To do: Please copy each line in the records below that contains the string "date".
---- Records for this task
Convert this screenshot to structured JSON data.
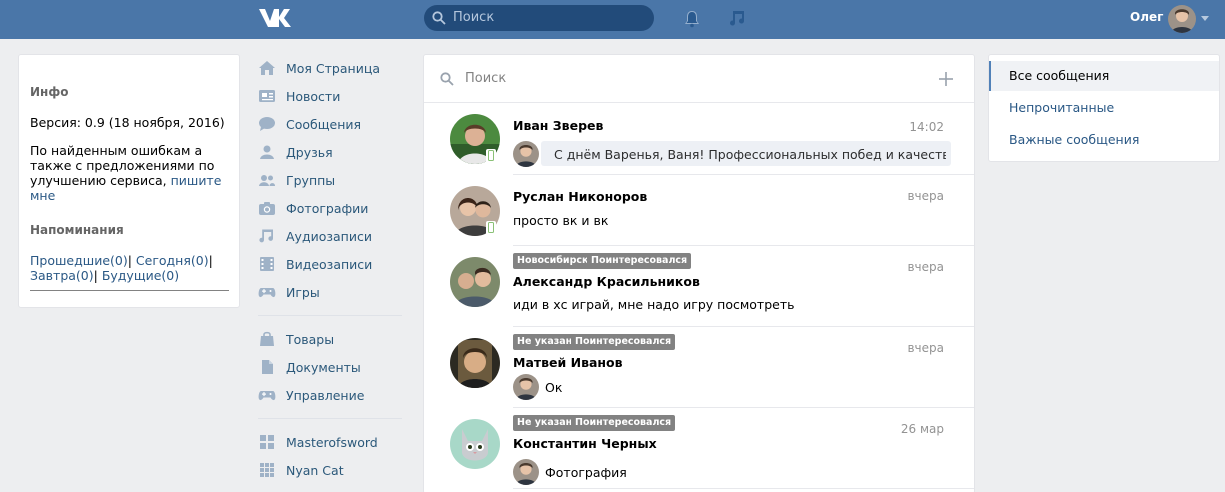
{
  "header": {
    "search_placeholder": "Поиск",
    "user_name": "Олег"
  },
  "info": {
    "title": "Инфо",
    "version": "Версия: 0.9 (18 ноября, 2016)",
    "bugs_text": "По найденным ошибкам а также с предложениями по улучшению сервиса,",
    "bugs_link": "пишите мне",
    "reminders_title": "Напоминания",
    "reminders": [
      "Прошедшие(0)",
      "Сегодня(0)",
      "Завтра(0)",
      "Будущие(0)"
    ]
  },
  "menu": {
    "items": [
      {
        "label": "Моя Страница",
        "icon": "home-icon"
      },
      {
        "label": "Новости",
        "icon": "news-icon"
      },
      {
        "label": "Сообщения",
        "icon": "messages-icon"
      },
      {
        "label": "Друзья",
        "icon": "friends-icon"
      },
      {
        "label": "Группы",
        "icon": "groups-icon"
      },
      {
        "label": "Фотографии",
        "icon": "camera-icon"
      },
      {
        "label": "Аудиозаписи",
        "icon": "music-icon"
      },
      {
        "label": "Видеозаписи",
        "icon": "film-icon"
      },
      {
        "label": "Игры",
        "icon": "gamepad-icon"
      },
      {
        "label": "Товары",
        "icon": "bag-icon"
      },
      {
        "label": "Документы",
        "icon": "document-icon"
      },
      {
        "label": "Управление",
        "icon": "gamepad-icon"
      },
      {
        "label": "Masterofsword",
        "icon": "apps-icon"
      },
      {
        "label": "Nyan Cat",
        "icon": "apps-grid-icon"
      }
    ]
  },
  "messages": {
    "search_placeholder": "Поиск",
    "dialogs": [
      {
        "name": "Иван Зверев",
        "time": "14:02",
        "text": "С днём Варенья, Ваня! Профессиональных побед и качественн...",
        "tags": []
      },
      {
        "name": "Руслан Никоноров",
        "time": "вчера",
        "text": "просто вк и вк",
        "tags": []
      },
      {
        "name": "Александр Красильников",
        "time": "вчера",
        "text": "иди в хс играй, мне надо игру посмотреть",
        "tags": [
          "Новосибирск",
          "Поинтересовался"
        ]
      },
      {
        "name": "Матвей Иванов",
        "time": "вчера",
        "text": "Ок",
        "tags": [
          "Не указан",
          "Поинтересовался"
        ]
      },
      {
        "name": "Константин Черных",
        "time": "26 мар",
        "text": "Фотография",
        "tags": [
          "Не указан",
          "Поинтересовался"
        ]
      }
    ]
  },
  "filters": {
    "items": [
      "Все сообщения",
      "Непрочитанные",
      "Важные сообщения"
    ],
    "active": "Все сообщения"
  },
  "colors": {
    "header": "#4a76a8",
    "link": "#2a5885",
    "background": "#edeef0"
  }
}
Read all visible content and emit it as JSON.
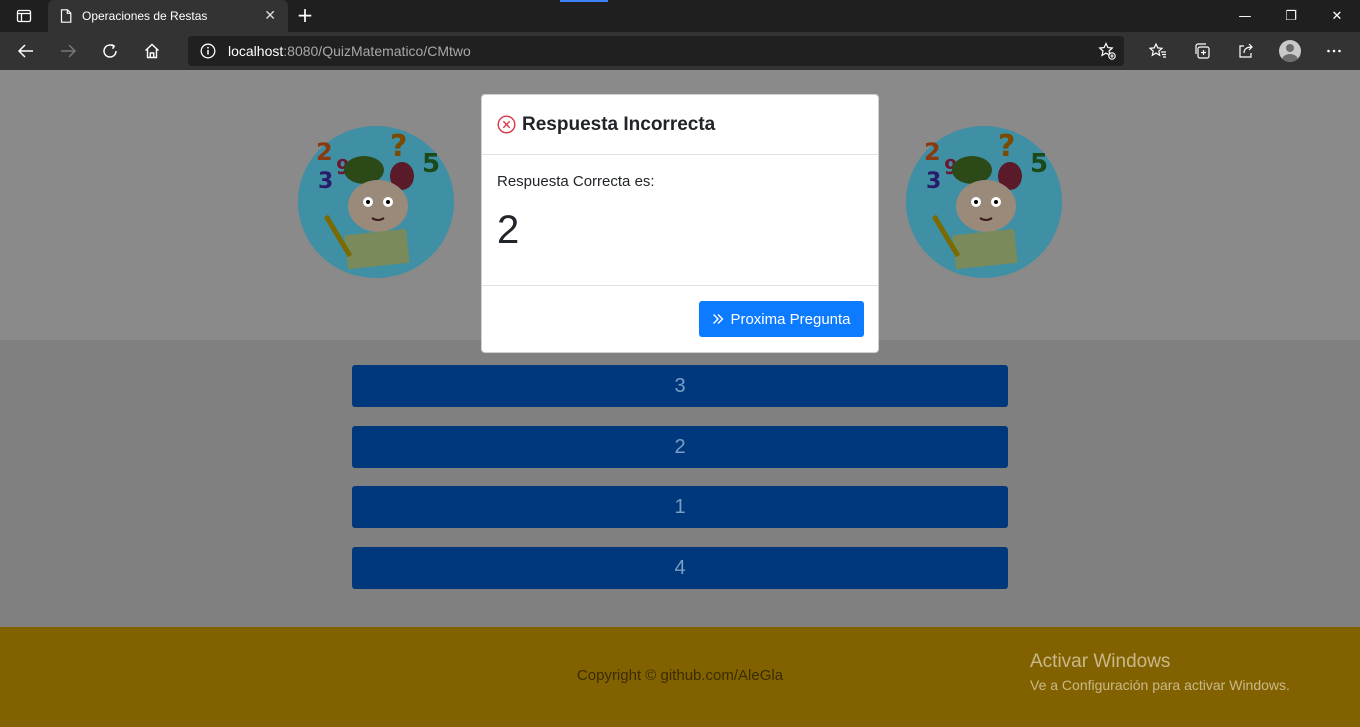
{
  "browser": {
    "tab_title": "Operaciones de Restas",
    "new_tab": "+",
    "url_host": "localhost",
    "url_path": ":8080/QuizMatematico/CMtwo",
    "window_controls": {
      "minimize": "—",
      "restore": "❐",
      "close": "✕"
    },
    "icons": [
      "back-icon",
      "forward-icon",
      "refresh-icon",
      "home-icon",
      "info-icon",
      "add-favorite-icon",
      "favorites-icon",
      "collections-icon",
      "share-icon",
      "profile-avatar",
      "more-icon"
    ]
  },
  "quiz": {
    "options": [
      "3",
      "2",
      "1",
      "4"
    ]
  },
  "modal": {
    "title": "Respuesta Incorrecta",
    "label": "Respuesta Correcta es:",
    "correct_answer": "2",
    "next_button": "Proxima Pregunta",
    "status_color": "#dc3545",
    "button_color": "#0d7bff"
  },
  "footer": {
    "copyright": "Copyright © github.com/AleGla"
  },
  "watermark": {
    "title": "Activar Windows",
    "subtitle": "Ve a Configuración para activar Windows."
  },
  "colors": {
    "footer": "#826200",
    "answer_button": "#00387d",
    "backdrop": "#808080"
  }
}
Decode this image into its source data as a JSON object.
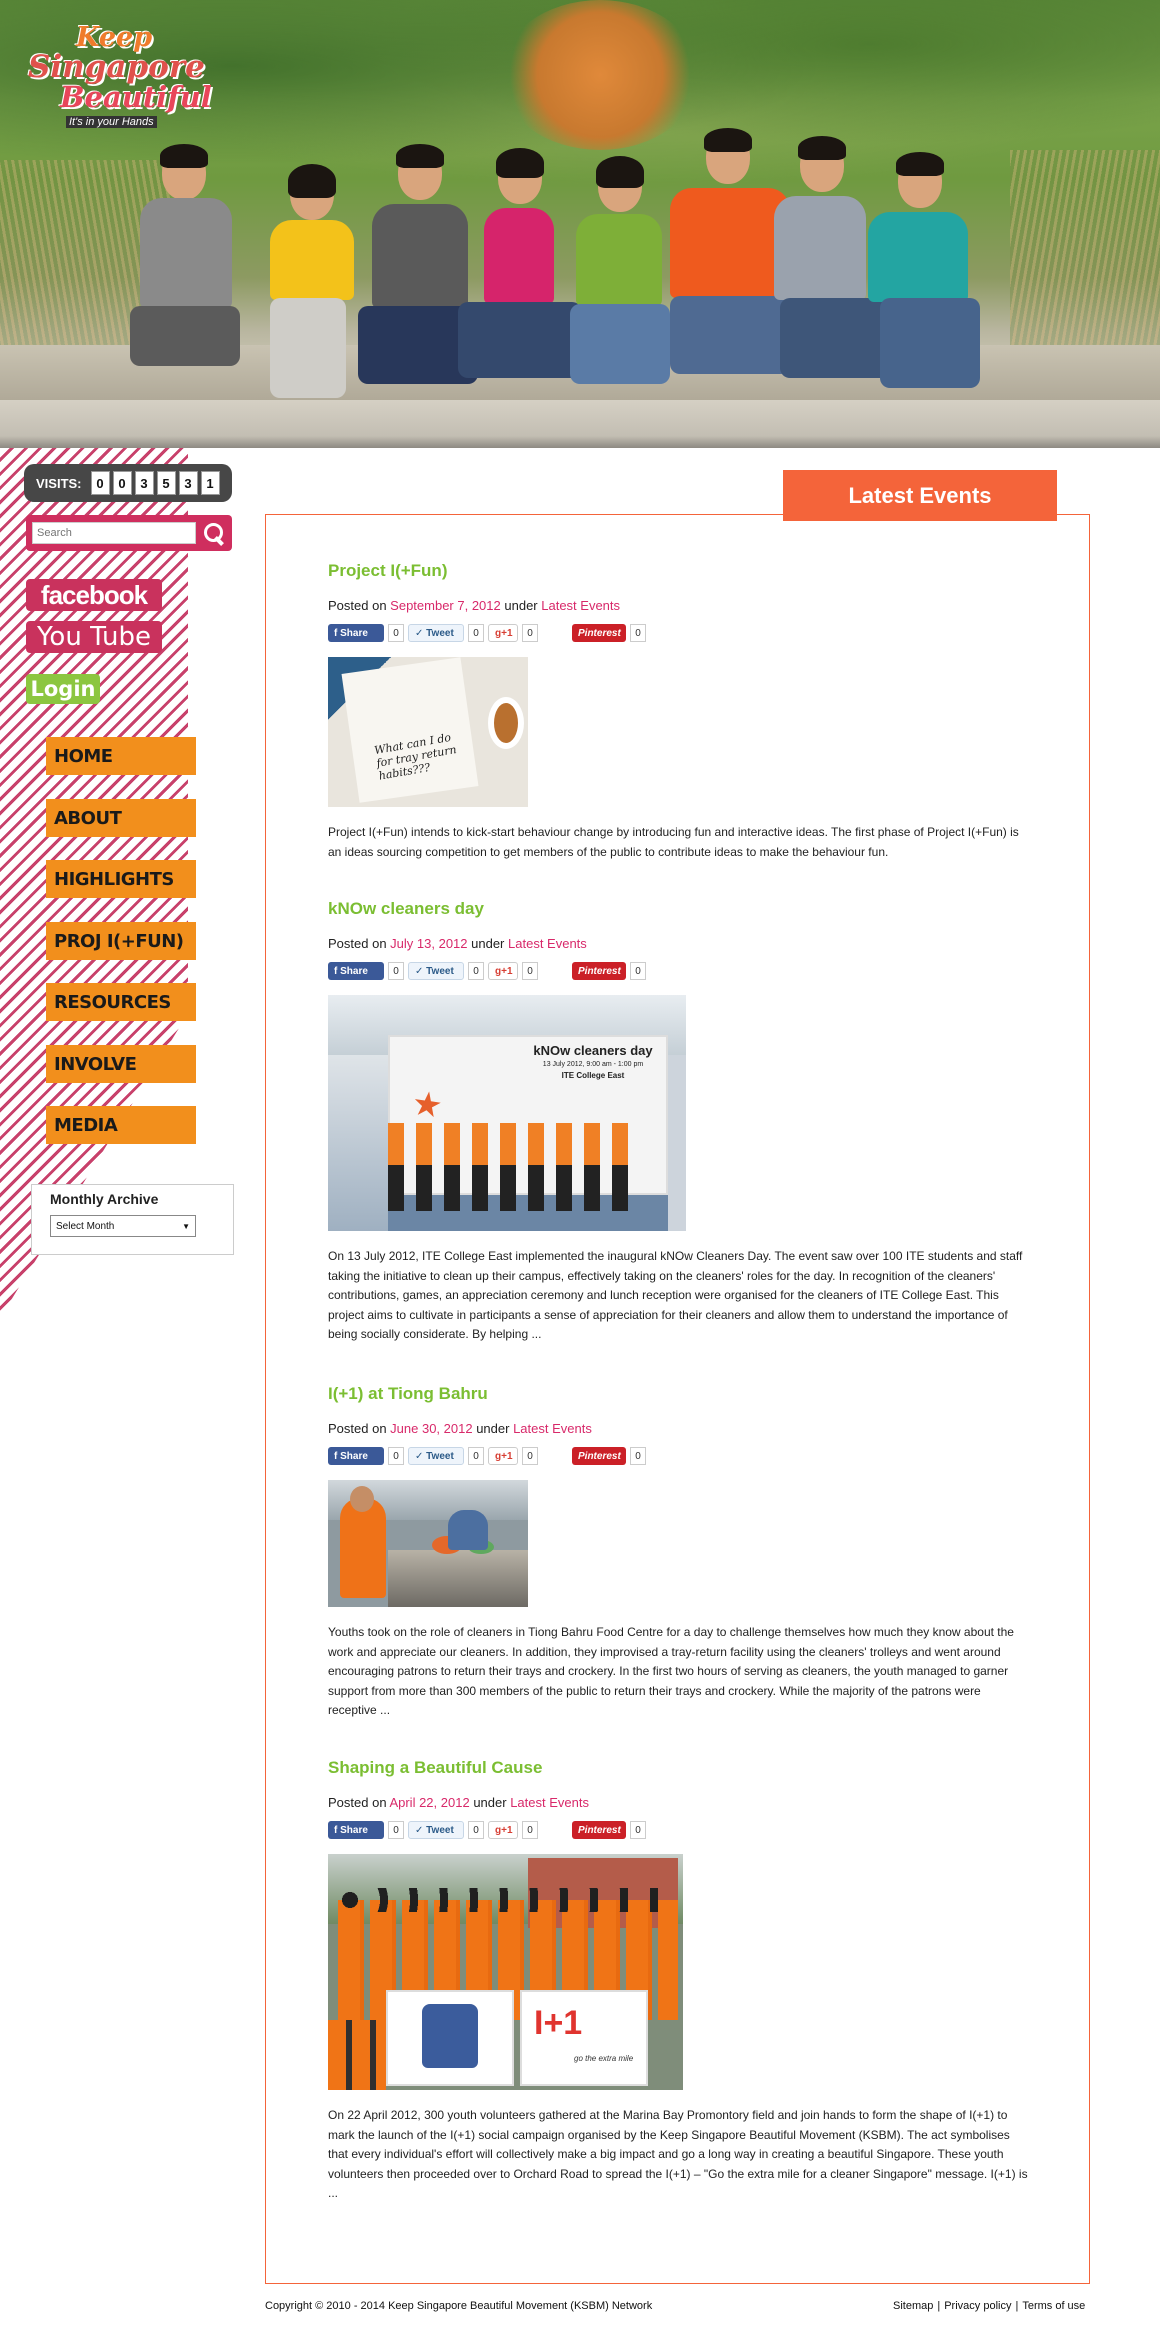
{
  "logo": {
    "line1": "Keep",
    "line2": "Singapore",
    "line3": "Beautiful",
    "tagline": "It's in your Hands"
  },
  "visits": {
    "label": "VISITS:",
    "digits": [
      "0",
      "0",
      "3",
      "5",
      "3",
      "1"
    ]
  },
  "search": {
    "placeholder": "Search"
  },
  "social": {
    "facebook": "facebook",
    "youtube": "You Tube",
    "login": "Login"
  },
  "nav": {
    "items": [
      {
        "label": "HOME"
      },
      {
        "label": "ABOUT"
      },
      {
        "label": "HIGHLIGHTS"
      },
      {
        "label": "PROJ I(+FUN)"
      },
      {
        "label": "RESOURCES"
      },
      {
        "label": "INVOLVE"
      },
      {
        "label": "MEDIA"
      }
    ]
  },
  "archive": {
    "title": "Monthly Archive",
    "select_value": "Select Month"
  },
  "section_title": "Latest Events",
  "share": {
    "share_label": "Share",
    "tweet_label": "Tweet",
    "gplus_label": "g+1",
    "pinterest_label": "Pinterest",
    "count": "0"
  },
  "posts": [
    {
      "title": "Project I(+Fun)",
      "posted_on": "Posted on",
      "date": "September 7, 2012",
      "under": "under",
      "category": "Latest Events",
      "excerpt": "Project I(+Fun) intends to kick-start behaviour change by introducing fun and interactive ideas. The first phase of Project I(+Fun) is an ideas sourcing competition to get members of the public to contribute ideas to make the behaviour fun."
    },
    {
      "title": "kNOw cleaners day",
      "posted_on": "Posted on",
      "date": "July 13, 2012",
      "under": "under",
      "category": "Latest Events",
      "image_heading": "kNOw cleaners day",
      "image_sub": "13 July 2012, 9:00 am - 1:00 pm",
      "image_venue": "ITE College East",
      "excerpt": "On 13 July 2012, ITE College East implemented the inaugural kNOw Cleaners Day. The event saw over 100 ITE students and staff taking the initiative to clean up their campus, effectively taking on the cleaners' roles for the day. In recognition of the cleaners' contributions, games, an appreciation ceremony and lunch reception were organised for the cleaners of ITE College East. This project aims to cultivate in participants a sense of appreciation for their cleaners and allow them to understand the importance of being socially considerate. By helping ..."
    },
    {
      "title": "I(+1) at Tiong Bahru",
      "posted_on": "Posted on",
      "date": "June 30, 2012",
      "under": "under",
      "category": "Latest Events",
      "excerpt": "Youths took on the role of cleaners in Tiong Bahru Food Centre for a day to challenge themselves how much they know about the work and appreciate our cleaners. In addition, they improvised a tray-return facility using the cleaners' trolleys and went around encouraging patrons to return their trays and crockery. In the first two hours of serving as cleaners, the youth managed to garner support from more than 300 members of the public to return their trays and crockery. While the majority of the patrons were receptive ..."
    },
    {
      "title": "Shaping a Beautiful Cause",
      "posted_on": "Posted on",
      "date": "April 22, 2012",
      "under": "under",
      "category": "Latest Events",
      "image_sign": "I+1",
      "image_tag": "go the extra mile",
      "excerpt": "On 22 April 2012, 300 youth volunteers gathered at the Marina Bay Promontory field and join hands to form the shape of I(+1) to mark the launch of the I(+1) social campaign organised by the Keep Singapore Beautiful Movement (KSBM). The act symbolises that every individual's effort will collectively make a big impact and go a long way in creating a beautiful Singapore. These youth volunteers then proceeded over to Orchard Road to spread the I(+1) – \"Go the extra mile for a cleaner Singapore\" message. I(+1) is ..."
    }
  ],
  "thumb1": {
    "note1": "What can I do",
    "note2": "for tray return",
    "note3": "habits???"
  },
  "footer": {
    "copyright": "Copyright © 2010 - 2014 Keep Singapore Beautiful Movement (KSBM) Network",
    "links": [
      "Sitemap",
      "Privacy policy",
      "Terms of use"
    ],
    "separator": "|"
  },
  "colors": {
    "accent_orange": "#f4643a",
    "nav_orange": "#f28f1c",
    "title_green": "#7bbe32",
    "link_pink": "#d8296a",
    "stripe_pink": "#c8416b"
  }
}
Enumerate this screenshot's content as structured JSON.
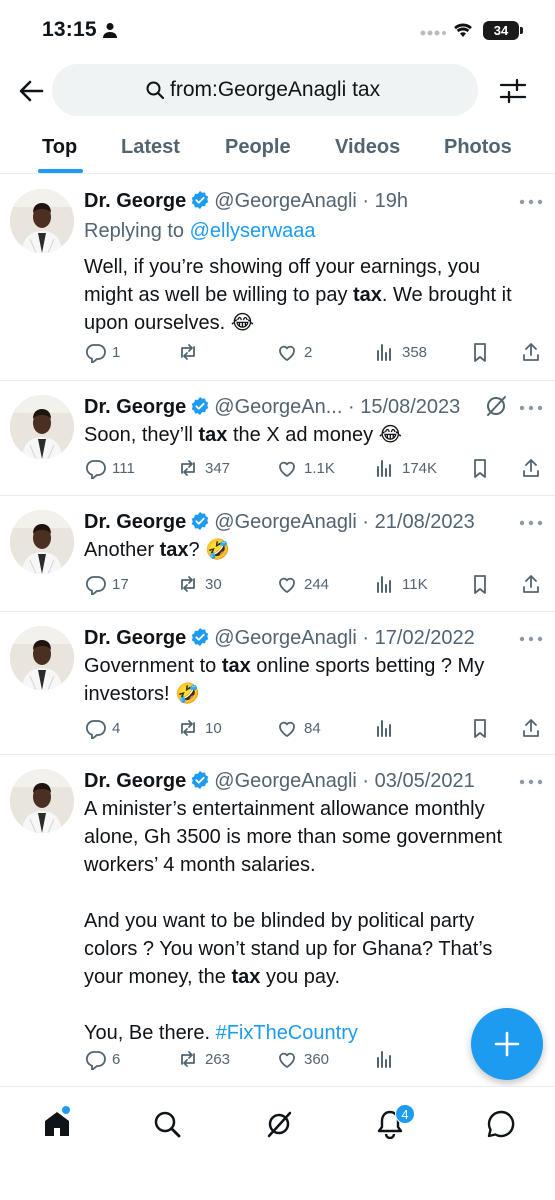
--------
Response to this task:
      "date": "September 7, 2012",
      "date": "July 13, 2012",
      "date": "June 30, 2012",
      "date": "April 22, 2012",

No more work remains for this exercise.